Now, years later, as a married woman, I have a sneak peek into a man’s mind. And that is as scary as it sounds. As a recovered porn addict, he has shared with me the struggle he faced every day for much of his life. That struggle was you!
Your yoga pants, no matter how comfortable and buttery soft they are, can and do tempt men; and for the addict, it’s analogous to an alcoholic walking into a bar. Everyone knows an alcoholic should never walk into a bar. And the porn addict should never be around women revealing their bodies. The problem is you’re everywhere! And so that struggle presented itself at the post office, walking down the sidewalk, at our kids’ school plays, and at church.

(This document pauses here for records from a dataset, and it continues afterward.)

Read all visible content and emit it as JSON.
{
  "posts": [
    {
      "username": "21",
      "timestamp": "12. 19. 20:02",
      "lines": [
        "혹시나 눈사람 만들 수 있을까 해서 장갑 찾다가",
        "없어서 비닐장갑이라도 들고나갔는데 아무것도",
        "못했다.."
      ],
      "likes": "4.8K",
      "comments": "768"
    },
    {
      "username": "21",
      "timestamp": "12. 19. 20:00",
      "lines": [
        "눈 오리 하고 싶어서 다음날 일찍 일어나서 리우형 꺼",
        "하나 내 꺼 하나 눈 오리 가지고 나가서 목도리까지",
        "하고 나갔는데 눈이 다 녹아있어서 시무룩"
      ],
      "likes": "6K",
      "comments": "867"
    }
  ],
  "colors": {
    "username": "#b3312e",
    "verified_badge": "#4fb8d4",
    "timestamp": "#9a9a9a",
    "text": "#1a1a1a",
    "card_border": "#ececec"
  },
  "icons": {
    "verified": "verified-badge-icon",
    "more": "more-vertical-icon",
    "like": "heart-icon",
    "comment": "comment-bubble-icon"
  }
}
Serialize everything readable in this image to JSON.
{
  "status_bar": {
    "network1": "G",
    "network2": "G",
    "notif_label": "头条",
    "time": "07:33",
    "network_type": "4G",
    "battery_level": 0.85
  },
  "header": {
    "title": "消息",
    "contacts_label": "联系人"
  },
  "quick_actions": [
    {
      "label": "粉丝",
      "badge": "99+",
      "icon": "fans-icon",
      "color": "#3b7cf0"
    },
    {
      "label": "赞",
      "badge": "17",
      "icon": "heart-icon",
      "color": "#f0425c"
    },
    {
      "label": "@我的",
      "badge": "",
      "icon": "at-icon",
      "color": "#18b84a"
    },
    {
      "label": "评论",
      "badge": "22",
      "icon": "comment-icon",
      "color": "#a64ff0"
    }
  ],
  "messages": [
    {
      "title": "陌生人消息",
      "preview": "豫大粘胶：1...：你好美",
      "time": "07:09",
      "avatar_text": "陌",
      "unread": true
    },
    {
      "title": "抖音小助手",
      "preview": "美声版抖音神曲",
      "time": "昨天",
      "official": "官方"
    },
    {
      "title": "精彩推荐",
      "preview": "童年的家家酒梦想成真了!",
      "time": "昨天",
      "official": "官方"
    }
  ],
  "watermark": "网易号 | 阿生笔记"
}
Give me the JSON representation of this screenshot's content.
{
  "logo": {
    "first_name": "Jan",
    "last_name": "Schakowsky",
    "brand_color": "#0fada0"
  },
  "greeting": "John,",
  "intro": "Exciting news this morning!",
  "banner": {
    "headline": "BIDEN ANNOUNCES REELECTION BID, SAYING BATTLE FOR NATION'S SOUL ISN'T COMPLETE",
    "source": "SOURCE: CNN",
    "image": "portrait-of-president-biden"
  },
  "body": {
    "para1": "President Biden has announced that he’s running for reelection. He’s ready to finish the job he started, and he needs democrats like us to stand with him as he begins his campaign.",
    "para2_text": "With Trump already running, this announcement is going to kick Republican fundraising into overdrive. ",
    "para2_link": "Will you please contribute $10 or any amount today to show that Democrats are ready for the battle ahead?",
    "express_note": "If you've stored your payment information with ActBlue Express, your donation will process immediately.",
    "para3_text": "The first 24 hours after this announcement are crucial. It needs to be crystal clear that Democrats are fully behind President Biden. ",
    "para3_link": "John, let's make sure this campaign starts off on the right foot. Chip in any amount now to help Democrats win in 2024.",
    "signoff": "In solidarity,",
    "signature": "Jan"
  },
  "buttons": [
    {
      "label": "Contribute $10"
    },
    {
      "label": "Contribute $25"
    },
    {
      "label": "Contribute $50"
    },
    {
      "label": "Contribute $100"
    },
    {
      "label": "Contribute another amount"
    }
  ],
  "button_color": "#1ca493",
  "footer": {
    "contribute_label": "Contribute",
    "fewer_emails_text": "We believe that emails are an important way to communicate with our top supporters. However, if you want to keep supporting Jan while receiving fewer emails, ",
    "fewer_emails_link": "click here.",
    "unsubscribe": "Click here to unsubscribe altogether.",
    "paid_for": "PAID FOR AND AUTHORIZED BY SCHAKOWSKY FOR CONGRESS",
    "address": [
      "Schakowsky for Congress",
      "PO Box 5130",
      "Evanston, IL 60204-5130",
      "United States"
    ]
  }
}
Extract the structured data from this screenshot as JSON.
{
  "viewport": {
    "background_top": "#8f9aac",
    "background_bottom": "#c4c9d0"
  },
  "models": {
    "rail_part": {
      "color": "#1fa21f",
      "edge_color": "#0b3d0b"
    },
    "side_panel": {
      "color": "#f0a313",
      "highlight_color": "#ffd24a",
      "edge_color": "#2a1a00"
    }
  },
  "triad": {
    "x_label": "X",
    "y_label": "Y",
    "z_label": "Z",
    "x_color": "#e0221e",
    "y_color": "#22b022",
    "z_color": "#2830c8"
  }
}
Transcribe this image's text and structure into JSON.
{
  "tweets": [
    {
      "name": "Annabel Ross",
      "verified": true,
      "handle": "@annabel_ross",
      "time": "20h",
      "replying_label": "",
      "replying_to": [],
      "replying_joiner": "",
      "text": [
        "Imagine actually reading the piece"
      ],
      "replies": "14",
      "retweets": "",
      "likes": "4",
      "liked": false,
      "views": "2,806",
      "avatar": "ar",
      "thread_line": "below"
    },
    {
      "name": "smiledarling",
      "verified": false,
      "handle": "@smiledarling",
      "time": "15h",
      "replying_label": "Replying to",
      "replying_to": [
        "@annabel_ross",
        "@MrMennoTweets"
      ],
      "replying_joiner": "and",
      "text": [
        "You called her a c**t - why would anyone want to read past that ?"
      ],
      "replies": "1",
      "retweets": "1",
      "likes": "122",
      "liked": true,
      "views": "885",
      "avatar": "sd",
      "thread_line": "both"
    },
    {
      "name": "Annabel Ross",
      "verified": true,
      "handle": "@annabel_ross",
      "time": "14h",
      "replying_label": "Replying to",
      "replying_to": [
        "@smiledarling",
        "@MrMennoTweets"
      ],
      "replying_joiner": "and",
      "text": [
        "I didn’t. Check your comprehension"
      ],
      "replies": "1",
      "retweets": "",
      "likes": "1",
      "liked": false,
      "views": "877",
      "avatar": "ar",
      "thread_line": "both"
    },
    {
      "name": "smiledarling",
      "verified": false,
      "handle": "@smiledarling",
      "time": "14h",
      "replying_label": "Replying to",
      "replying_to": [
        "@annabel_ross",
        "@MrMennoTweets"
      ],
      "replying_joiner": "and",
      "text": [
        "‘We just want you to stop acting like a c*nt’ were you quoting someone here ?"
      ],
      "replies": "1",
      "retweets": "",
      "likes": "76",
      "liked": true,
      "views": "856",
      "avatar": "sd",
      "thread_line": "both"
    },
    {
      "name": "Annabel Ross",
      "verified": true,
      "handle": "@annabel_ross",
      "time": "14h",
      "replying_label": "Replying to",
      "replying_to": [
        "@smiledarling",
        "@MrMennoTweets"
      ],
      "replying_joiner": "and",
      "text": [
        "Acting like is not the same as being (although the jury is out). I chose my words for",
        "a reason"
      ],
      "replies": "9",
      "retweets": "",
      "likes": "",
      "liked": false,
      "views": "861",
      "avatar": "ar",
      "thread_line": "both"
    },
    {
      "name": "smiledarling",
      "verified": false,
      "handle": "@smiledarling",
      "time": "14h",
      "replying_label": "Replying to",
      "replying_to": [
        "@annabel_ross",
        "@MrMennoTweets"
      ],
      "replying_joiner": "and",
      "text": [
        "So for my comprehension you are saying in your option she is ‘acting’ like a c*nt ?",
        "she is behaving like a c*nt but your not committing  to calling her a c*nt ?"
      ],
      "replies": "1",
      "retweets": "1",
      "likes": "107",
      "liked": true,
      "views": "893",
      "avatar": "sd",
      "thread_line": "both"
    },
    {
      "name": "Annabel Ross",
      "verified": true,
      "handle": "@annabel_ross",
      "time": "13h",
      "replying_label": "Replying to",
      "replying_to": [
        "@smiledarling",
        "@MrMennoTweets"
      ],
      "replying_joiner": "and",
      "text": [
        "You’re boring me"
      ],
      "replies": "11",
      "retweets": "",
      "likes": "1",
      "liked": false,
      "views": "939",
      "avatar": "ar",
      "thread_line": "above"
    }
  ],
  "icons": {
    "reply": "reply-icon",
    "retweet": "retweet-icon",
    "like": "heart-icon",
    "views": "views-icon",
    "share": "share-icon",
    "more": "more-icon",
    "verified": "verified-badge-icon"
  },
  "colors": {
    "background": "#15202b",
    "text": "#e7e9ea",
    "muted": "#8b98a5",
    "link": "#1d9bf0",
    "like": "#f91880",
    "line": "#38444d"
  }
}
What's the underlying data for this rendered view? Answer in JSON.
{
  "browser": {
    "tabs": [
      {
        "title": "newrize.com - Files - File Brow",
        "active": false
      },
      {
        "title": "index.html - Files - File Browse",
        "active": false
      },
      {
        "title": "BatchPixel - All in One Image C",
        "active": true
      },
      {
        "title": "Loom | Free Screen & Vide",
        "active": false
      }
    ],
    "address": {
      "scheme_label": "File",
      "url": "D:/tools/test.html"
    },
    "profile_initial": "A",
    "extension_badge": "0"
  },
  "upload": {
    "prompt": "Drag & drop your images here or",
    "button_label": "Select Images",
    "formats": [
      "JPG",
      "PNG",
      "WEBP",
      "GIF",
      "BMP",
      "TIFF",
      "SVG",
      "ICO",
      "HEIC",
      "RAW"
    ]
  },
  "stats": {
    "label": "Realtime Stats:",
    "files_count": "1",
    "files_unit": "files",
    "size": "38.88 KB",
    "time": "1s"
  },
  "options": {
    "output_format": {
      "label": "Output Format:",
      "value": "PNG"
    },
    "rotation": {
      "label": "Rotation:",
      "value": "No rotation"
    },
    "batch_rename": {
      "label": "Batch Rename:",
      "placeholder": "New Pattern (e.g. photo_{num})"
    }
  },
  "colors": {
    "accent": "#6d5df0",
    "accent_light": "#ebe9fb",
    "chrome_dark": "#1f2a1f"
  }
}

Yes, even at church. No place was safe.
I hear your argument that your clothing choices are not responsible for a man’s actions. And I don’t disagree. Each person is responsible for their own sin. Each person is responsible for entertaining temptation or resisting it. Your clothes on your body aren’t responsible, you say. And I won’t argue.
Modesty and Pornography Connection
However, what you may not realize is that pornography is the most pervasive addiction in America, and probably the world. It is estimated that 98% of men have looked at pornography at some point in their lives. Many, fortunately, have not struggled with an addiction, but oh so many have! Sex is the most commonly searched word on Google. It makes up about 25% of all search engine requests. And as any addict knows, for the man who is fighting it daily, the temptation begins with a trigger – the cleavage in the choir, so to speak, because it is absolutely everywhere!
Ladies, you should be concerned with the image you present through what you wear, particularly if you profess Jesus Christ. I understand women who really don’t know better, but for those of us in the church, we ought to. We ought to carry ourselves with dignity, we ought to dress in a way that elicits a feeling of care and concern for our brothers in Christ, for our sisters in Christ, whose husbands may be tempted by your attire. Because when you realize the depths of the addiction, the pervasiveness of this secret sin, you should care. While you may believe your leggings don’t matter, or your busty blouse is your business, modesty matters. Perhaps you never thought about the men who you cause to stumble—the good men, who are legitimately fighting to avert their eyes from you. Perhaps you never thought about their wives, your girlfriends. Perhaps you never considered it could be your husband next. Perhaps you never knew that 70% of men are pornography users. But now, you know. And I truly hope you care.